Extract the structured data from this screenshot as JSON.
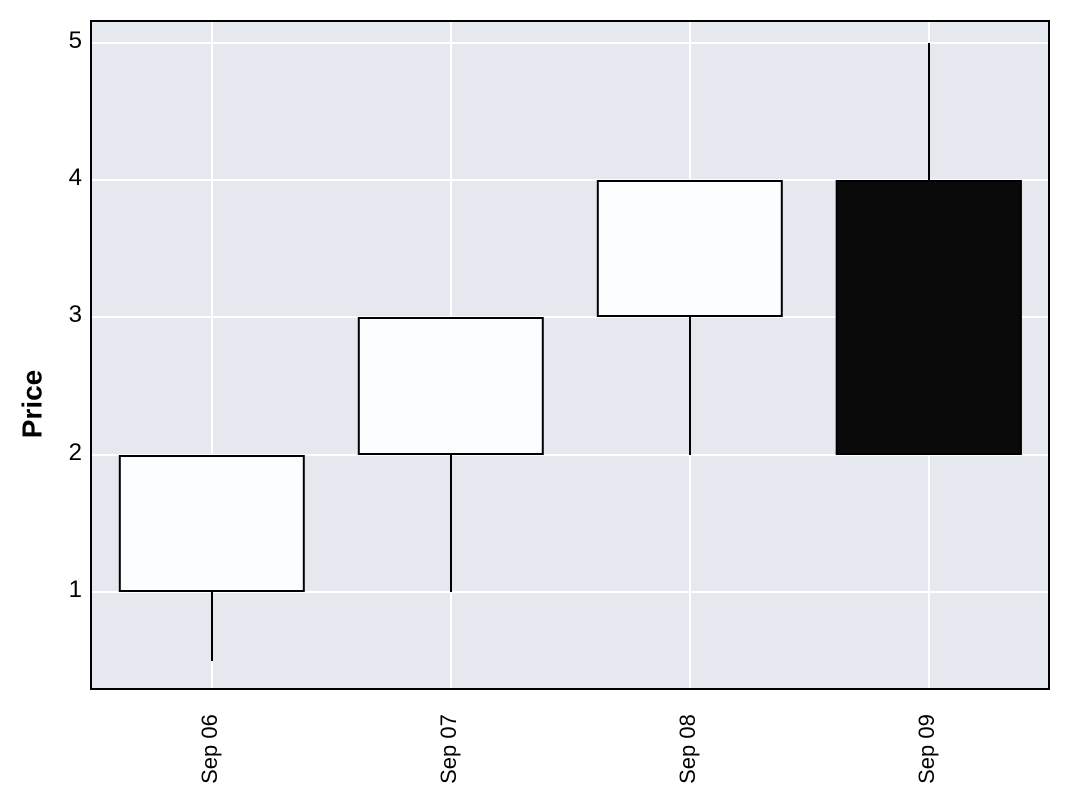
{
  "chart_data": {
    "type": "candlestick",
    "ylabel": "Price",
    "xlabel": "",
    "ylim": [
      0.3,
      5.15
    ],
    "y_ticks": [
      1,
      2,
      3,
      4,
      5
    ],
    "categories": [
      "Sep 06",
      "Sep 07",
      "Sep 08",
      "Sep 09"
    ],
    "series": [
      {
        "date": "Sep 06",
        "open": 1,
        "high": 2,
        "low": 0.5,
        "close": 2,
        "direction": "up"
      },
      {
        "date": "Sep 07",
        "open": 2,
        "high": 3,
        "low": 1,
        "close": 3,
        "direction": "up"
      },
      {
        "date": "Sep 08",
        "open": 3,
        "high": 4,
        "low": 2,
        "close": 4,
        "direction": "up"
      },
      {
        "date": "Sep 09",
        "open": 4,
        "high": 5,
        "low": 2,
        "close": 2,
        "direction": "down"
      }
    ],
    "colors": {
      "up": "#fcfdff",
      "down": "#0a0a0a",
      "grid_bg": "#e6e8ef"
    }
  }
}
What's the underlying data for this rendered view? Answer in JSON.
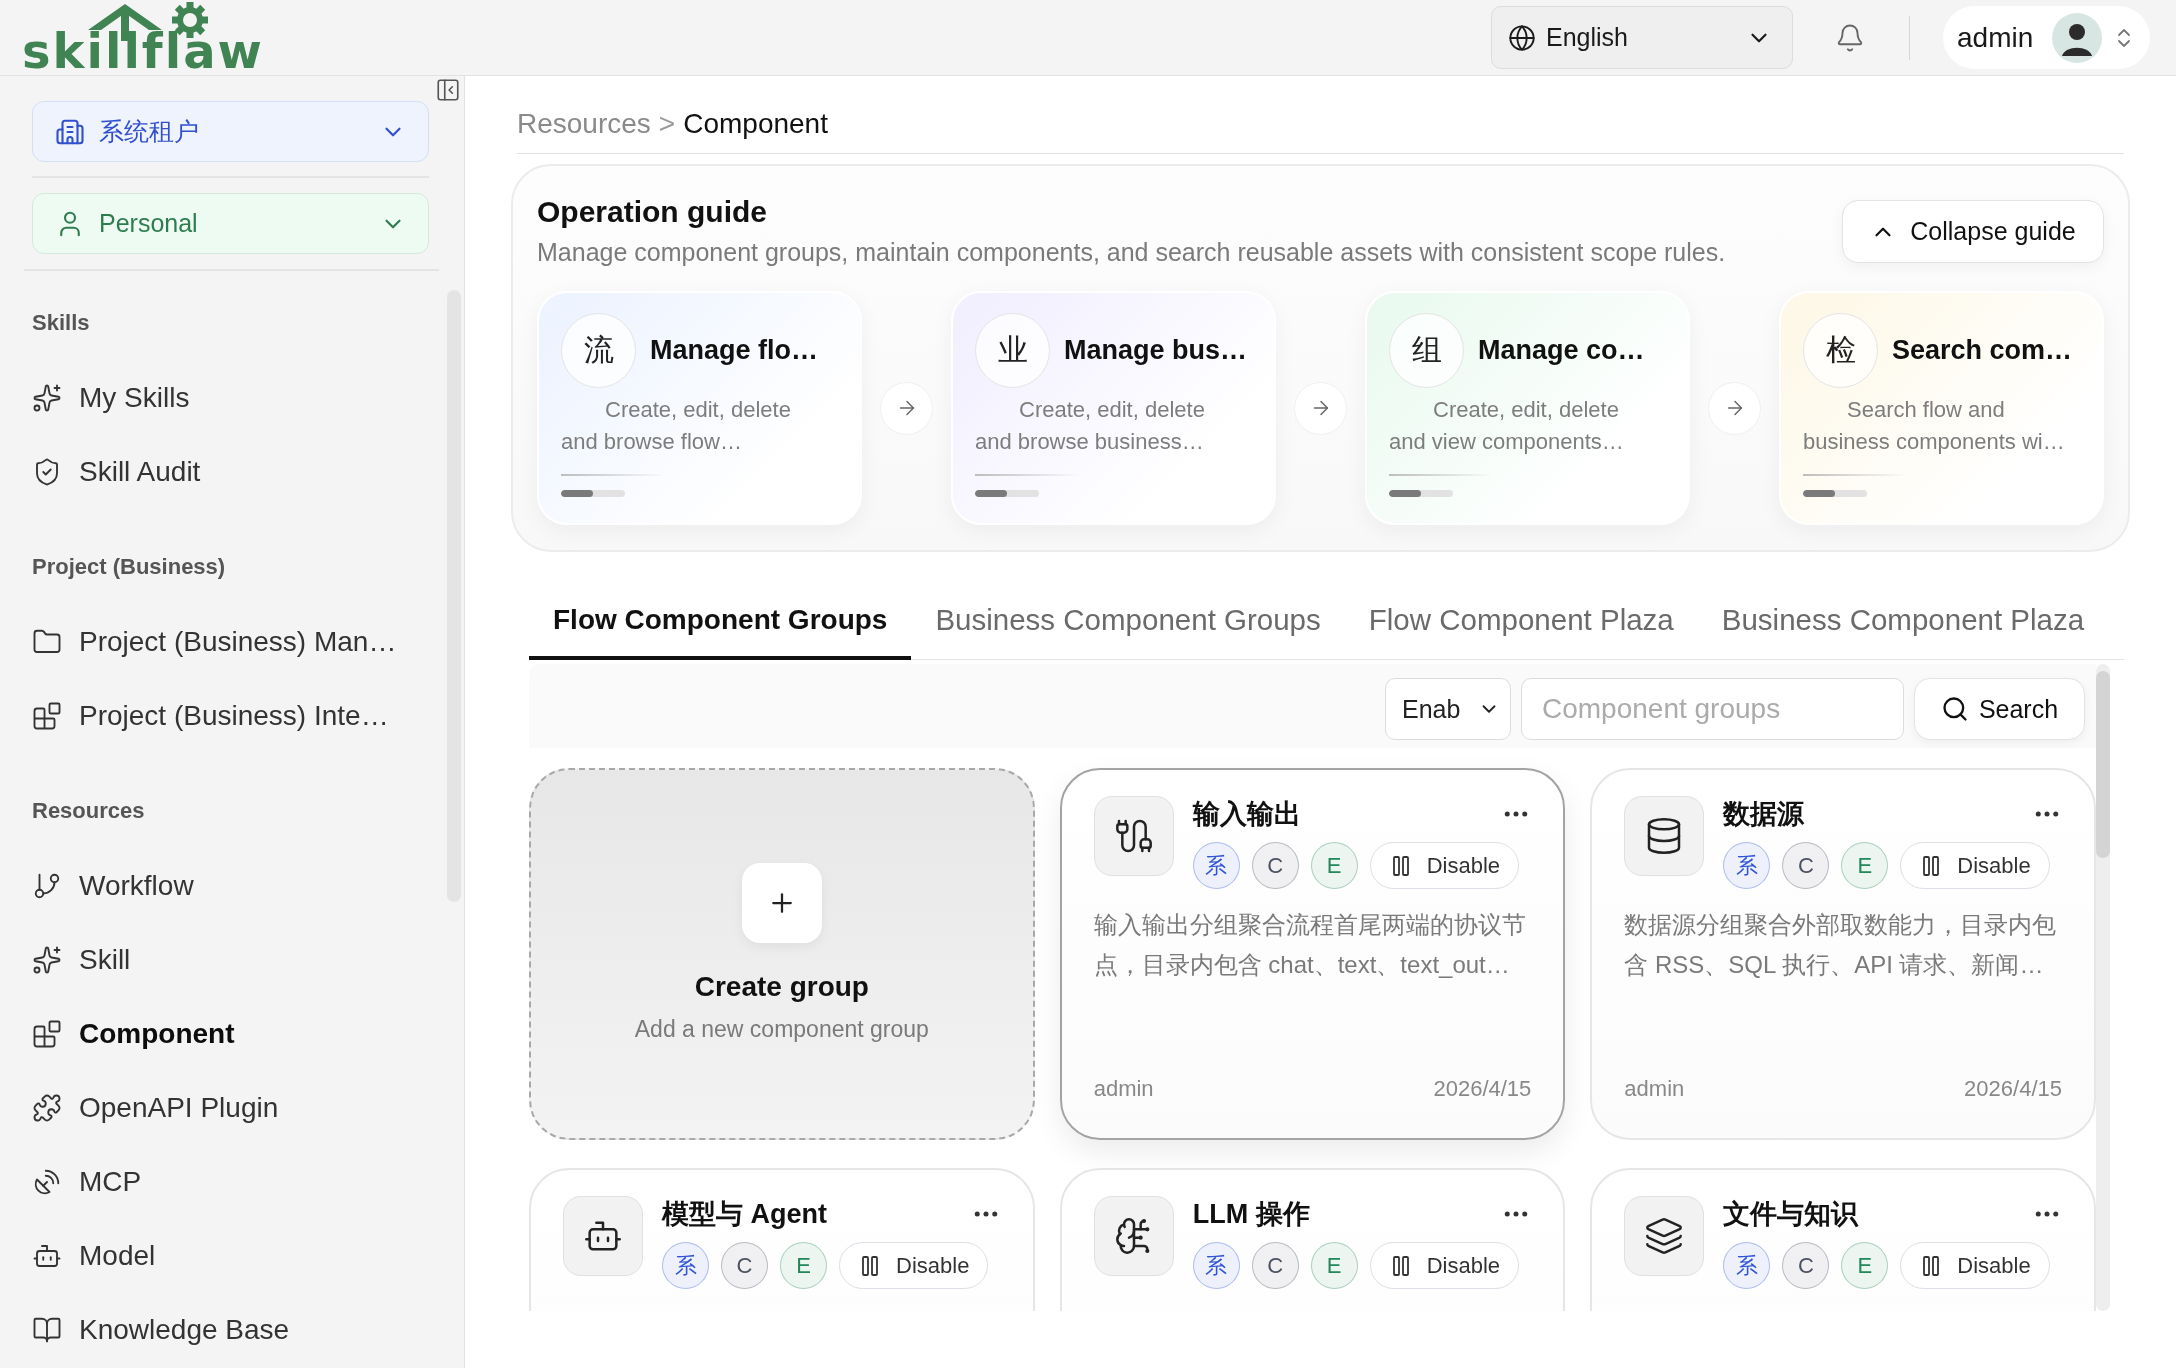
{
  "logo": {
    "text": "skillflaw"
  },
  "topbar": {
    "language": "English",
    "user": "admin"
  },
  "sidebar": {
    "tenant": "系统租户",
    "scope": "Personal",
    "sections": [
      {
        "title": "Skills",
        "items": [
          {
            "label": "My Skills",
            "selected": false
          },
          {
            "label": "Skill Audit",
            "selected": false
          }
        ]
      },
      {
        "title": "Project (Business)",
        "items": [
          {
            "label": "Project (Business) Man…",
            "selected": false
          },
          {
            "label": "Project (Business) Inte…",
            "selected": false
          }
        ]
      },
      {
        "title": "Resources",
        "items": [
          {
            "label": "Workflow",
            "selected": false
          },
          {
            "label": "Skill",
            "selected": false
          },
          {
            "label": "Component",
            "selected": true
          },
          {
            "label": "OpenAPI Plugin",
            "selected": false
          },
          {
            "label": "MCP",
            "selected": false
          },
          {
            "label": "Model",
            "selected": false
          },
          {
            "label": "Knowledge Base",
            "selected": false
          }
        ]
      }
    ]
  },
  "breadcrumb": {
    "items": [
      "Resources",
      "Component"
    ],
    "separator": ">"
  },
  "guide": {
    "title": "Operation guide",
    "description": "Manage component groups, maintain components, and search reusable assets with consistent scope rules.",
    "collapse_button": "Collapse guide",
    "steps": [
      {
        "glyph": "流",
        "title": "Manage flo…",
        "description": "Create, edit, delete and browse flow…",
        "color": "#edf3ff",
        "level": 0.5
      },
      {
        "glyph": "业",
        "title": "Manage bus…",
        "description": "Create, edit, delete and browse business…",
        "color": "#f2efff",
        "level": 0.5
      },
      {
        "glyph": "组",
        "title": "Manage co…",
        "description": "Create, edit, delete and view components…",
        "color": "#eafaf0",
        "level": 0.5
      },
      {
        "glyph": "检",
        "title": "Search com…",
        "description": "Search flow and business components wi…",
        "color": "#fdf8e7",
        "level": 0.5
      }
    ]
  },
  "tabs": [
    {
      "label": "Flow Component Groups",
      "selected": true
    },
    {
      "label": "Business Component Groups",
      "selected": false
    },
    {
      "label": "Flow Component Plaza",
      "selected": false
    },
    {
      "label": "Business Component Plaza",
      "selected": false
    }
  ],
  "filter": {
    "status": "Enab",
    "placeholder": "Component groups",
    "search_button": "Search"
  },
  "create_card": {
    "title": "Create group",
    "subtitle": "Add a new component group"
  },
  "groups": [
    {
      "name": "输入输出",
      "hovered": true,
      "badges": [
        {
          "label": "系",
          "color": "#2f54d4"
        },
        {
          "label": "C",
          "color": "#4b5262"
        },
        {
          "label": "E",
          "color": "#23875a"
        }
      ],
      "action": "Disable",
      "description": "输入输出分组聚合流程首尾两端的协议节点，目录内包含 chat、text、text_out…",
      "owner": "admin",
      "date": "2026/4/15"
    },
    {
      "name": "数据源",
      "hovered": false,
      "badges": [
        {
          "label": "系",
          "color": "#2f54d4"
        },
        {
          "label": "C",
          "color": "#4b5262"
        },
        {
          "label": "E",
          "color": "#23875a"
        }
      ],
      "action": "Disable",
      "description": "数据源分组聚合外部取数能力，目录内包含 RSS、SQL 执行、API 请求、新闻…",
      "owner": "admin",
      "date": "2026/4/15"
    },
    {
      "name": "模型与 Agent",
      "hovered": false,
      "badges": [
        {
          "label": "系",
          "color": "#2f54d4"
        },
        {
          "label": "C",
          "color": "#4b5262"
        },
        {
          "label": "E",
          "color": "#23875a"
        }
      ],
      "action": "Disable"
    },
    {
      "name": "LLM 操作",
      "hovered": false,
      "badges": [
        {
          "label": "系",
          "color": "#2f54d4"
        },
        {
          "label": "C",
          "color": "#4b5262"
        },
        {
          "label": "E",
          "color": "#23875a"
        }
      ],
      "action": "Disable"
    },
    {
      "name": "文件与知识",
      "hovered": false,
      "badges": [
        {
          "label": "系",
          "color": "#2f54d4"
        },
        {
          "label": "C",
          "color": "#4b5262"
        },
        {
          "label": "E",
          "color": "#23875a"
        }
      ],
      "action": "Disable"
    }
  ]
}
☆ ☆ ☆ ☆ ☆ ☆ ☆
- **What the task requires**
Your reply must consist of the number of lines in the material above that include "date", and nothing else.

- **Solution to this problem**
6